Farm to Table Concentration: Hudson Valley Growing Food On Campus


Farm to Table Concentration: Hudson Valley
Growing Food On Campus

One of the most rewarding activities the Farm to Table: Hudson Valley students do is grow and take care of the gardens that are on the CIA Hyde Park campus. There are nearly five different gardens on campus where food is produced. These include the Rooftop Garden at the Student Recreation Center, The Apiary Garden, the Colavita Herb Garden, the Student Teaching Garden, and a Community Garden behind Roth Hall. We grow many different edible plants throughout the campus and harvest dozens of different vegetables, fruits, and herbs for various uses in our on-campus restaurants and cooking classes.

Farm to Table Concentration: Hudson Valley
Growing Food On Campus

The rooftop garden is one of my favorite places on campus. Led by CIA professor Taylor Reid, we grow edible flowers, squash, eggplant, carrots, tomatoes, beans, radishes, and dozens of other items! Through the efforts of the Applied Food Studies and Farm to Table Concentration students, we grew and harvested more than $7,000 worth of produce in 2019 that was used in all of our student-run restaurants.

 The food projects that students work on in the Farm to Table Concentration are many and varied. One project we took on was making acorn flour! First, Dr. Reid took my whole class on a  foraging walk to collect acorns from the oak trees on campus.

Farm to Table Concentration: Hudson Valley
Growing Food On Campus

Then, we cracked the acorns and removed them from their shells. Before making them into flour, the acorns had to be rinsed many times over a period of several weeks in order to leach out the tannins that make them unpalatable. 

Farm to Table Concentration: Hudson Valley
Growing Food On Campus

Another exciting project the Farm to Table Concentration students have been involved with is caring for the shiitake mushroom log “nursery” on campus.

Farm to Table Concentration: Hudson Valley
Growing Food On Campus

My class was tasked with keeping logs from drying out by soaking them regularly during the growing season. At the end of the season we moved the logs from the woods to a sheltered and shady area under a spruce tree where we stacked the mushroom logs and covered them with a shade cloth. We did this so that they would not dry out during the winter.

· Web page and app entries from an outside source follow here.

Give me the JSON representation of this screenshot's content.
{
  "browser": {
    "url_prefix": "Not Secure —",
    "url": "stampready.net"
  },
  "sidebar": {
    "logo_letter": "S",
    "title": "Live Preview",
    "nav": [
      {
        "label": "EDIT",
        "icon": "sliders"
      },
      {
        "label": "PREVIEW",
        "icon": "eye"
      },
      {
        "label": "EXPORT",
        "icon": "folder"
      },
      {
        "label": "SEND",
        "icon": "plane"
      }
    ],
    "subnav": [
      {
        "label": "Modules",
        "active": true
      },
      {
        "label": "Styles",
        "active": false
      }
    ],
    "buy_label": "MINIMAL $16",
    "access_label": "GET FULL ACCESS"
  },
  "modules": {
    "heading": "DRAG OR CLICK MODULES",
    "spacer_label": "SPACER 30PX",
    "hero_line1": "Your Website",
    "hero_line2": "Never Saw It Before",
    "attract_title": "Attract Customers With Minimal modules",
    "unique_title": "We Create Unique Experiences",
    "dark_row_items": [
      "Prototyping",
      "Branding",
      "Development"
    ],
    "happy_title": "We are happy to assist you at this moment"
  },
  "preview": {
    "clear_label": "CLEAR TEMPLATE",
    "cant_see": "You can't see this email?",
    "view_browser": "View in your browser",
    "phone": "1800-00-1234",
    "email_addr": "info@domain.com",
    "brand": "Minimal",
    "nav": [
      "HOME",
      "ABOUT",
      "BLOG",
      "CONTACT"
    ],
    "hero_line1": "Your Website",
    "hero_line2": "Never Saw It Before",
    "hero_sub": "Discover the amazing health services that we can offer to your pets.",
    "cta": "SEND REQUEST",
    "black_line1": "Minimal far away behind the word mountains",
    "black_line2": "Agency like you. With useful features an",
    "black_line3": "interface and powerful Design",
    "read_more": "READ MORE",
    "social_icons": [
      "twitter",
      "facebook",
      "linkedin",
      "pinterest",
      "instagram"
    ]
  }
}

Farm to Table Concentration: Hudson Valley
Growing Food On Campus

With the unusually high temperatures that we seemed to have had this fall, we experienced large blooms of shiitake mushrooms in September and October. At the time, the logs were only five–six months old, but Dr. Reid explained that usually these logs can live and produce mushrooms for three to five years.

The best part about of harvesting produce items from campus was when we cooked them in class! Since so much food was available and grown, Dr. Reid allowed our class to use the produce and have a mini potluck celebration! Some of the dishes my class made included fried green tomatoes, roasted carrots, and ratatouille. Delicious!

Another project that is currently in progress, is our apple cider! My next blog will focus on all the details of our field trips to apple cider production plants and making cider in class ourselves!

Majestic Lewis-Bryant